MENLO PARK -- Facebook is planning an event next week to show off a new look for its signature "News Feed" page, in the latest of several moves the company has made to bolster its business and keep users coming back to the social networking site.
While Facebook isn't saying what the revamped News Feed will look like, some industry insiders are speculating it will place greater emphasis on showing photos and video, in larger sizes and new formats, to desktop, tablet and smartphone users. News Feed is the page where Facebook users find a continuous stream of posts and updates from their friends.
A new design for News Feed could encourage users to visit
Advertisers want to include bigger photos and video in their commercial messages, CEO Mark Zuckerberg told financial analysts in January, but Facebook has held off on selling those ads because it doesn't want them to look jarringly different from the content that's posted by users
"We want to make News Feed richer," Zuckerberg said, using an industry term for content that includes photos, video and animated graphics. By allowing users to post more of that content, he added, Facebook will be able to offer advertisers

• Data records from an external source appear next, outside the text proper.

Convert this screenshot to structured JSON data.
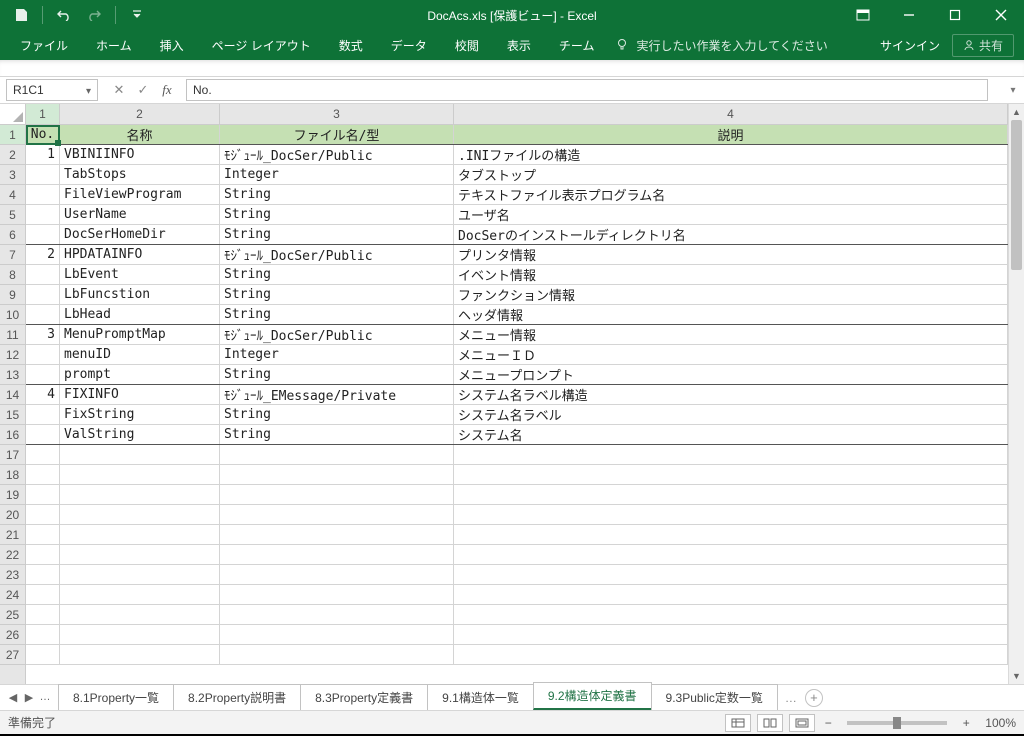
{
  "titlebar": {
    "title": "DocAcs.xls  [保護ビュー] - Excel"
  },
  "ribbon": {
    "file": "ファイル",
    "home": "ホーム",
    "insert": "挿入",
    "layout": "ページ レイアウト",
    "formulas": "数式",
    "data": "データ",
    "review": "校閲",
    "view": "表示",
    "team": "チーム",
    "tellme": "実行したい作業を入力してください",
    "signin": "サインイン",
    "share": "共有"
  },
  "formula_bar": {
    "cell_ref": "R1C1",
    "value": "No."
  },
  "columns": {
    "c1": "1",
    "c2": "2",
    "c3": "3",
    "c4": "4"
  },
  "header_row": {
    "no": "No.",
    "name": "名称",
    "type": "ファイル名/型",
    "desc": "説明"
  },
  "rows": [
    {
      "no": "1",
      "name": "VBINIINFO",
      "type": "ﾓｼﾞｭｰﾙ_DocSer/Public",
      "desc": ".INIファイルの構造",
      "group": false
    },
    {
      "no": "",
      "name": "TabStops",
      "type": "Integer",
      "desc": "タブストップ",
      "group": false
    },
    {
      "no": "",
      "name": "FileViewProgram",
      "type": "String",
      "desc": "テキストファイル表示プログラム名",
      "group": false
    },
    {
      "no": "",
      "name": "UserName",
      "type": "String",
      "desc": "ユーザ名",
      "group": false
    },
    {
      "no": "",
      "name": "DocSerHomeDir",
      "type": "String",
      "desc": "DocSerのインストールディレクトリ名",
      "group": true
    },
    {
      "no": "2",
      "name": "HPDATAINFO",
      "type": "ﾓｼﾞｭｰﾙ_DocSer/Public",
      "desc": "プリンタ情報",
      "group": false
    },
    {
      "no": "",
      "name": "LbEvent",
      "type": "String",
      "desc": "イベント情報",
      "group": false
    },
    {
      "no": "",
      "name": "LbFuncstion",
      "type": "String",
      "desc": "ファンクション情報",
      "group": false
    },
    {
      "no": "",
      "name": "LbHead",
      "type": "String",
      "desc": "ヘッダ情報",
      "group": true
    },
    {
      "no": "3",
      "name": "MenuPromptMap",
      "type": "ﾓｼﾞｭｰﾙ_DocSer/Public",
      "desc": "メニュー情報",
      "group": false
    },
    {
      "no": "",
      "name": "menuID",
      "type": "Integer",
      "desc": "メニューＩＤ",
      "group": false
    },
    {
      "no": "",
      "name": "prompt",
      "type": "String",
      "desc": "メニュープロンプト",
      "group": true
    },
    {
      "no": "4",
      "name": "FIXINFO",
      "type": "ﾓｼﾞｭｰﾙ_EMessage/Private",
      "desc": "システム名ラベル構造",
      "group": false
    },
    {
      "no": "",
      "name": "FixString",
      "type": "String",
      "desc": "システム名ラベル",
      "group": false
    },
    {
      "no": "",
      "name": "ValString",
      "type": "String",
      "desc": "システム名",
      "group": true
    }
  ],
  "empty_row_count": 11,
  "sheet_tabs": {
    "items": [
      {
        "label": "8.1Property一覧",
        "active": false
      },
      {
        "label": "8.2Property説明書",
        "active": false
      },
      {
        "label": "8.3Property定義書",
        "active": false
      },
      {
        "label": "9.1構造体一覧",
        "active": false
      },
      {
        "label": "9.2構造体定義書",
        "active": true
      },
      {
        "label": "9.3Public定数一覧",
        "active": false
      }
    ]
  },
  "statusbar": {
    "ready": "準備完了",
    "zoom": "100%"
  }
}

Although it's constantly testing new features, Facebook last announced a major update of News Feed almost 18 months ago. The new design, which Facebook plans to show reporters and analysts on Thursday, comes less than two months after the company introduced another new feature, Graph Search, which lets users look for photos, recommendations and other information shared by more than 1 billion people who use the social network around the world.
Facebook's growth has slowed in North America and Europe, where a high percentage of Internet users have already joined the social network, but the company wants to keep those users active and engaged.

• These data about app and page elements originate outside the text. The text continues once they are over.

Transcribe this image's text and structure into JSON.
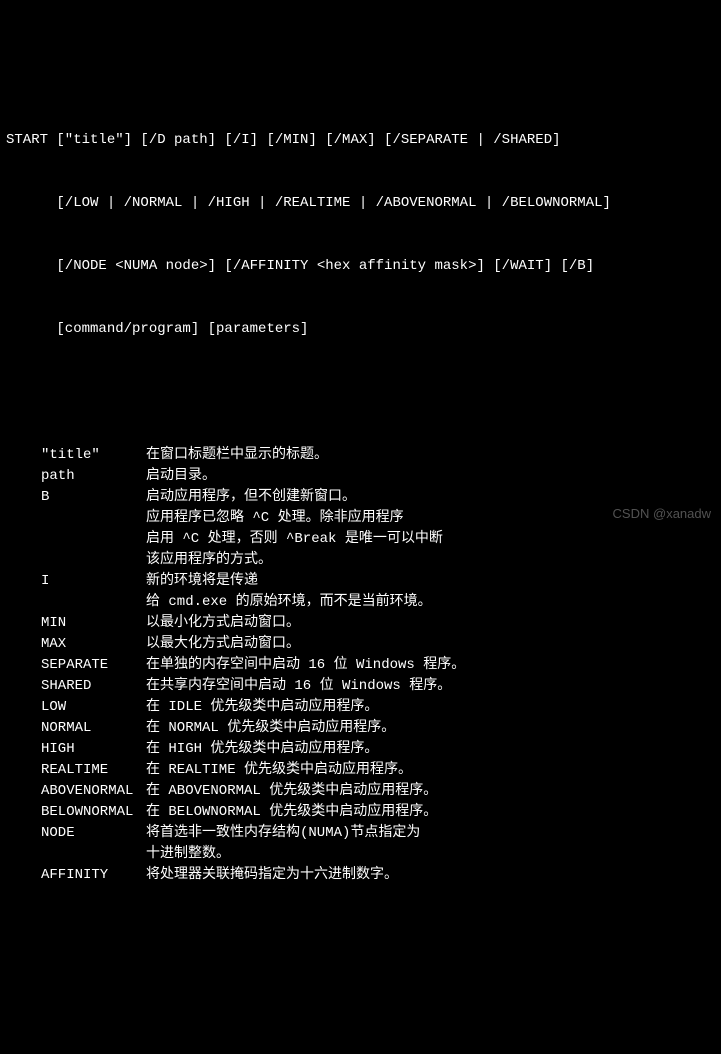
{
  "syntax": {
    "line1": "START [\"title\"] [/D path] [/I] [/MIN] [/MAX] [/SEPARATE | /SHARED]",
    "line2": "      [/LOW | /NORMAL | /HIGH | /REALTIME | /ABOVENORMAL | /BELOWNORMAL]",
    "line3": "      [/NODE <NUMA node>] [/AFFINITY <hex affinity mask>] [/WAIT] [/B]",
    "line4": "      [command/program] [parameters]"
  },
  "params": [
    {
      "key": "\"title\"",
      "desc": "在窗口标题栏中显示的标题。"
    },
    {
      "key": "path",
      "desc": "启动目录。"
    },
    {
      "key": "B",
      "desc": "启动应用程序，但不创建新窗口。"
    },
    {
      "key": "",
      "desc": "应用程序已忽略 ^C 处理。除非应用程序"
    },
    {
      "key": "",
      "desc": "启用 ^C 处理，否则 ^Break 是唯一可以中断"
    },
    {
      "key": "",
      "desc": "该应用程序的方式。"
    },
    {
      "key": "I",
      "desc": "新的环境将是传递"
    },
    {
      "key": "",
      "desc": "给 cmd.exe 的原始环境，而不是当前环境。"
    },
    {
      "key": "MIN",
      "desc": "以最小化方式启动窗口。"
    },
    {
      "key": "MAX",
      "desc": "以最大化方式启动窗口。"
    },
    {
      "key": "SEPARATE",
      "desc": "在单独的内存空间中启动 16 位 Windows 程序。"
    },
    {
      "key": "SHARED",
      "desc": "在共享内存空间中启动 16 位 Windows 程序。"
    },
    {
      "key": "LOW",
      "desc": "在 IDLE 优先级类中启动应用程序。"
    },
    {
      "key": "NORMAL",
      "desc": "在 NORMAL 优先级类中启动应用程序。"
    },
    {
      "key": "HIGH",
      "desc": "在 HIGH 优先级类中启动应用程序。"
    },
    {
      "key": "REALTIME",
      "desc": "在 REALTIME 优先级类中启动应用程序。"
    },
    {
      "key": "ABOVENORMAL",
      "desc": "在 ABOVENORMAL 优先级类中启动应用程序。"
    },
    {
      "key": "BELOWNORMAL",
      "desc": "在 BELOWNORMAL 优先级类中启动应用程序。"
    },
    {
      "key": "NODE",
      "desc": "将首选非一致性内存结构(NUMA)节点指定为"
    },
    {
      "key": "",
      "desc": "十进制整数。"
    },
    {
      "key": "AFFINITY",
      "desc": "将处理器关联掩码指定为十六进制数字。"
    }
  ],
  "watermark": "CSDN @xanadw"
}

The company has also made several moves recently to boost revenue by giving advertisers new ways to target users based on their web-browsing and shopping habits, and to measure their ads' effectiveness. Facebook says it encrypts individual user data so it doesn't share names or other private information when marketers deliver targeted messages.
Last week, Facebook announced partnerships with several companies, including Acxiom and BlueKai, which track consumers' retail purchases by using data from store loyalty cards and other sources. Earlier this week, Facebook announced it had purchased Atlas, an online advertising service that helps companies track whether customers have seen their ads on Facebook or other websites.
By making it easier to measure the effectiveness of Facebook ads, the company will be able to charge advertisers higher rates, analyst Colin Sebastian of Baird Equity Research wrote in a report this week.
Contact Brandon Bailey at 408-920-5022; follow him at Twitter.com/BrandonBailey